TASK ITEM = This task calls for every entry below to be repeated exactly.

[Records from a data collection]
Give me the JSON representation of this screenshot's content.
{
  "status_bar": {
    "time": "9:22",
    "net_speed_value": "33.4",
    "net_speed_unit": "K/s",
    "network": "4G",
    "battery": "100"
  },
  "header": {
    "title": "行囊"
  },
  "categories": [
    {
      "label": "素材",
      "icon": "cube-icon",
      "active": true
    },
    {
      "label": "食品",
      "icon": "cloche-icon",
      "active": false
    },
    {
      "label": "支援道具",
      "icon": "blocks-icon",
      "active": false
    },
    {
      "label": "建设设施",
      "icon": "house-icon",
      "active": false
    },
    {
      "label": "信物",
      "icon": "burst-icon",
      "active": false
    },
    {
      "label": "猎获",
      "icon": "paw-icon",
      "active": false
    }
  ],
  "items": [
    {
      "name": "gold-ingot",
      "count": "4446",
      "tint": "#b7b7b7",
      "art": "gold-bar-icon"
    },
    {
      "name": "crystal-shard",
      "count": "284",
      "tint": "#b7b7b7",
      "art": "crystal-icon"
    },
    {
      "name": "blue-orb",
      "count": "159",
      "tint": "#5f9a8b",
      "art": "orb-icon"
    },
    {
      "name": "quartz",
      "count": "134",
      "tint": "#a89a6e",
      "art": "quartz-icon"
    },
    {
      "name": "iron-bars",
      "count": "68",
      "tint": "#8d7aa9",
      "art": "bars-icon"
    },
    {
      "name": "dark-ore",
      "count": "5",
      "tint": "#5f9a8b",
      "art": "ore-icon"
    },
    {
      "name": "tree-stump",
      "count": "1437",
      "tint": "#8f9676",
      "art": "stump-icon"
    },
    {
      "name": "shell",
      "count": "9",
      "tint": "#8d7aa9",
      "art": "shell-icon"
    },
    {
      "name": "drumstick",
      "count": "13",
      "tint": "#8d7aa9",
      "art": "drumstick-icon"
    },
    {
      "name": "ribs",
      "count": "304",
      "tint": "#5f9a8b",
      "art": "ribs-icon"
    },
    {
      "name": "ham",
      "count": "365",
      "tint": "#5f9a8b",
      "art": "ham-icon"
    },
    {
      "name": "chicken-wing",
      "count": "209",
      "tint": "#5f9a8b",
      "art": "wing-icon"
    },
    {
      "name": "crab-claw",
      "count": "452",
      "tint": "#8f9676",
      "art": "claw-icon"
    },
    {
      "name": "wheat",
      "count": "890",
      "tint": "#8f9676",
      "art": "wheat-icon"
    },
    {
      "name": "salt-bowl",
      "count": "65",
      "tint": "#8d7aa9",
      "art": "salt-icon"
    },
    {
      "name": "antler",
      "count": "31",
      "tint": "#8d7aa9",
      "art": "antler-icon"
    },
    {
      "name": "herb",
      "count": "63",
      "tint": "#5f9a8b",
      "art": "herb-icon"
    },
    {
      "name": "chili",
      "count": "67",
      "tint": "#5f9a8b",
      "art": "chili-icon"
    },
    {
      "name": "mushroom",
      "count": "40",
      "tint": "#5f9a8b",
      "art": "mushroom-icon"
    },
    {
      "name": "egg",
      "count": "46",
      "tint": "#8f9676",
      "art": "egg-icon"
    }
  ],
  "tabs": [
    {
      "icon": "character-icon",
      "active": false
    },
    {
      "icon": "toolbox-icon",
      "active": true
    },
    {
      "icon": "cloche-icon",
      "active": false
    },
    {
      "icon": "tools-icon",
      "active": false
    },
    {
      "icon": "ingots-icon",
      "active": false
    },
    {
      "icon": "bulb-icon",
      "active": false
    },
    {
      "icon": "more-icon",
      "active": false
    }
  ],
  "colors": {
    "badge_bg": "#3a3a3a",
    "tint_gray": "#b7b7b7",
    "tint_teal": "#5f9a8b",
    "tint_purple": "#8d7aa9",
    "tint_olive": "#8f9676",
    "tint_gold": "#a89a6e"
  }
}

ANSWER AREA =
Give me the JSON representation of this screenshot's content.
{
  "status_bar": {
    "time": "9:22",
    "net_speed_value": "33.4",
    "net_speed_unit": "K/s",
    "network": "4G",
    "battery": "100"
  },
  "header": {
    "title": "行囊"
  },
  "categories": [
    {
      "label": "素材",
      "icon": "cube-icon",
      "active": true
    },
    {
      "label": "食品",
      "icon": "cloche-icon",
      "active": false
    },
    {
      "label": "支援道具",
      "icon": "blocks-icon",
      "active": false
    },
    {
      "label": "建设设施",
      "icon": "house-icon",
      "active": false
    },
    {
      "label": "信物",
      "icon": "burst-icon",
      "active": false
    },
    {
      "label": "猎获",
      "icon": "paw-icon",
      "active": false
    }
  ],
  "items": [
    {
      "name": "gold-ingot",
      "count": "4446",
      "tint": "#b7b7b7",
      "art": "gold-bar-icon"
    },
    {
      "name": "crystal-shard",
      "count": "284",
      "tint": "#b7b7b7",
      "art": "crystal-icon"
    },
    {
      "name": "blue-orb",
      "count": "159",
      "tint": "#5f9a8b",
      "art": "orb-icon"
    },
    {
      "name": "quartz",
      "count": "134",
      "tint": "#a89a6e",
      "art": "quartz-icon"
    },
    {
      "name": "iron-bars",
      "count": "68",
      "tint": "#8d7aa9",
      "art": "bars-icon"
    },
    {
      "name": "dark-ore",
      "count": "5",
      "tint": "#5f9a8b",
      "art": "ore-icon"
    },
    {
      "name": "tree-stump",
      "count": "1437",
      "tint": "#8f9676",
      "art": "stump-icon"
    },
    {
      "name": "shell",
      "count": "9",
      "tint": "#8d7aa9",
      "art": "shell-icon"
    },
    {
      "name": "drumstick",
      "count": "13",
      "tint": "#8d7aa9",
      "art": "drumstick-icon"
    },
    {
      "name": "ribs",
      "count": "304",
      "tint": "#5f9a8b",
      "art": "ribs-icon"
    },
    {
      "name": "ham",
      "count": "365",
      "tint": "#5f9a8b",
      "art": "ham-icon"
    },
    {
      "name": "chicken-wing",
      "count": "209",
      "tint": "#5f9a8b",
      "art": "wing-icon"
    },
    {
      "name": "crab-claw",
      "count": "452",
      "tint": "#8f9676",
      "art": "claw-icon"
    },
    {
      "name": "wheat",
      "count": "890",
      "tint": "#8f9676",
      "art": "wheat-icon"
    },
    {
      "name": "salt-bowl",
      "count": "65",
      "tint": "#8d7aa9",
      "art": "salt-icon"
    },
    {
      "name": "antler",
      "count": "31",
      "tint": "#8d7aa9",
      "art": "antler-icon"
    },
    {
      "name": "herb",
      "count": "63",
      "tint": "#5f9a8b",
      "art": "herb-icon"
    },
    {
      "name": "chili",
      "count": "67",
      "tint": "#5f9a8b",
      "art": "chili-icon"
    },
    {
      "name": "mushroom",
      "count": "40",
      "tint": "#5f9a8b",
      "art": "mushroom-icon"
    },
    {
      "name": "egg",
      "count": "46",
      "tint": "#8f9676",
      "art": "egg-icon"
    }
  ],
  "tabs": [
    {
      "icon": "character-icon",
      "active": false
    },
    {
      "icon": "toolbox-icon",
      "active": true
    },
    {
      "icon": "cloche-icon",
      "active": false
    },
    {
      "icon": "tools-icon",
      "active": false
    },
    {
      "icon": "ingots-icon",
      "active": false
    },
    {
      "icon": "bulb-icon",
      "active": false
    },
    {
      "icon": "more-icon",
      "active": false
    }
  ],
  "colors": {
    "badge_bg": "#3a3a3a",
    "tint_gray": "#b7b7b7",
    "tint_teal": "#5f9a8b",
    "tint_purple": "#8d7aa9",
    "tint_olive": "#8f9676",
    "tint_gold": "#a89a6e"
  }
}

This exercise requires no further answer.